I apologize for missing the first “Words Wednesday” for a post last week. I was in Milwaukee, attending the Property Records Industry Association conference. What a fun town! Perfect weather, lots of people out walking, running, riding bicycles. Extremely friendly folks everywhere (even the TSA check-in lady at the airport was pleasant!).
We stayed downtown at the Pfister hotel (pronounced with a silent “p”), originally built over 100 years ago. It was beautiful! The artistic designs for the stairs and hotel rooms were amazing, and there were paintings and other artwork throughout the hotel. I particularly liked the fact that all three lamps in my room were different styles. If you are ever in Milwaukee, make a trip to the hotel. The lobby, itself, is a wonder, with beautiful gilded ceilings and walls (plus a beautiful old-styled bar . . . from what I noticed . . . lol).
In every room was a book about the hotel’s history and artwork. From there I learned something about this month’s post – billiards! Here is the quote from the book: “The early Pfister had two billiard rooms. One for the men and one for the women. Billiards actually began about the 15th century and started as a lawn game somewhat similar to croquet. When they moved the game inside, a green cloth was incorporated to simulate the grass. The original tables had flat walls for rails and helped keep the balls on the table. It was said they resembled riverbanks. Once people discovered that they could use the walls to bounce balls in a desired direction, the term “bank shot” came into being. This popular game was a big hit at the Pfister. In fact, the Brunswick company designed a one-of-a-kind billiards table for the hotel that became the prototype for one of their best-selling models.”

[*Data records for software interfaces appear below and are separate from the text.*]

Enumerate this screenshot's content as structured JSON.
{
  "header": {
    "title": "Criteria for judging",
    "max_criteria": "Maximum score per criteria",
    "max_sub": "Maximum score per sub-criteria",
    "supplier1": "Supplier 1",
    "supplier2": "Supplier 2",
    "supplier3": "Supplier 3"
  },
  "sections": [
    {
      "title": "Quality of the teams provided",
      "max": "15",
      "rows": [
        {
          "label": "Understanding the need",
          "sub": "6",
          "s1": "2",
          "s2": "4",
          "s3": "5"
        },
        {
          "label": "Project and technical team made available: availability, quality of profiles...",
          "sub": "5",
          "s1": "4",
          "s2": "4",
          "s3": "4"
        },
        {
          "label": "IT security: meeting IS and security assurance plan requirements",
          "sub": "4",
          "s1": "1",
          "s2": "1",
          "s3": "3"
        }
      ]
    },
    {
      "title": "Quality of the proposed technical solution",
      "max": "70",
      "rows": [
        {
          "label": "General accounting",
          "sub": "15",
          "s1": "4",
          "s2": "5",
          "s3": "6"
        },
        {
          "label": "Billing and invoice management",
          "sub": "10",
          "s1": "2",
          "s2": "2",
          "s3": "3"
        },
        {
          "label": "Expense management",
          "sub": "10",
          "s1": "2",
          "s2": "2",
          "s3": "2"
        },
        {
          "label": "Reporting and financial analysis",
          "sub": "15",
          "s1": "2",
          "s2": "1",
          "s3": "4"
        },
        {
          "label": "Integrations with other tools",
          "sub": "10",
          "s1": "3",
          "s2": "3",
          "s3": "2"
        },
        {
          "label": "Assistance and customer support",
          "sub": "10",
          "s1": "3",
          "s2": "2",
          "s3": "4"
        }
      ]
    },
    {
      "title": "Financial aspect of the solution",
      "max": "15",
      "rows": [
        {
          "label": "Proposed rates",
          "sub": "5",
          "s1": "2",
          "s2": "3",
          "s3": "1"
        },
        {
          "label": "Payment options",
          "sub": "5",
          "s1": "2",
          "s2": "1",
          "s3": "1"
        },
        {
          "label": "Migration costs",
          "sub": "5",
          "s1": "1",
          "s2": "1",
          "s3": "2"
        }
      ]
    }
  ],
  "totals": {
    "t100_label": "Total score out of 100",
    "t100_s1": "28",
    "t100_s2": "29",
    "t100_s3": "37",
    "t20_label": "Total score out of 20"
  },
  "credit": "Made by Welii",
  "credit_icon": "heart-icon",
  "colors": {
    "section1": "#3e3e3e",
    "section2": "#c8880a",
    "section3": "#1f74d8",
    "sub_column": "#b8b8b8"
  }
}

You know that I couldn’t stop there because now I wanted to know the difference between billiards and pool (which I have been known to play in my time . . .😉. From the website www.diffen.com, I learned that billiards usually involves hitting a cue ball so that it contacts an object ball, some number of cushions, and then a second object ball. Pool, on the other hand, is known as ‘pocket billiards’ because it involves hitting the cue ball so that one of 7 object balls (striped or solid) falls into a pocket, then pocketing the 8-ball to win. Oh, and there is also a game called “snooker” that is played on a similar table.
Words we use in playing these sports are often used in regular conversation, like “carom.” Carom (to bounce off of something) is from ‘carambola’ in Spanish and Portuguese and ‘carombole’ in French where many believe billiards originated. The French influence explains another common pool term – massé – to curve the ball. I thought it might have something to do with massage 😊, but no, it really comes from the French for mace or sledgehammer! Not at all my kind of massage, thank you . . . 😂.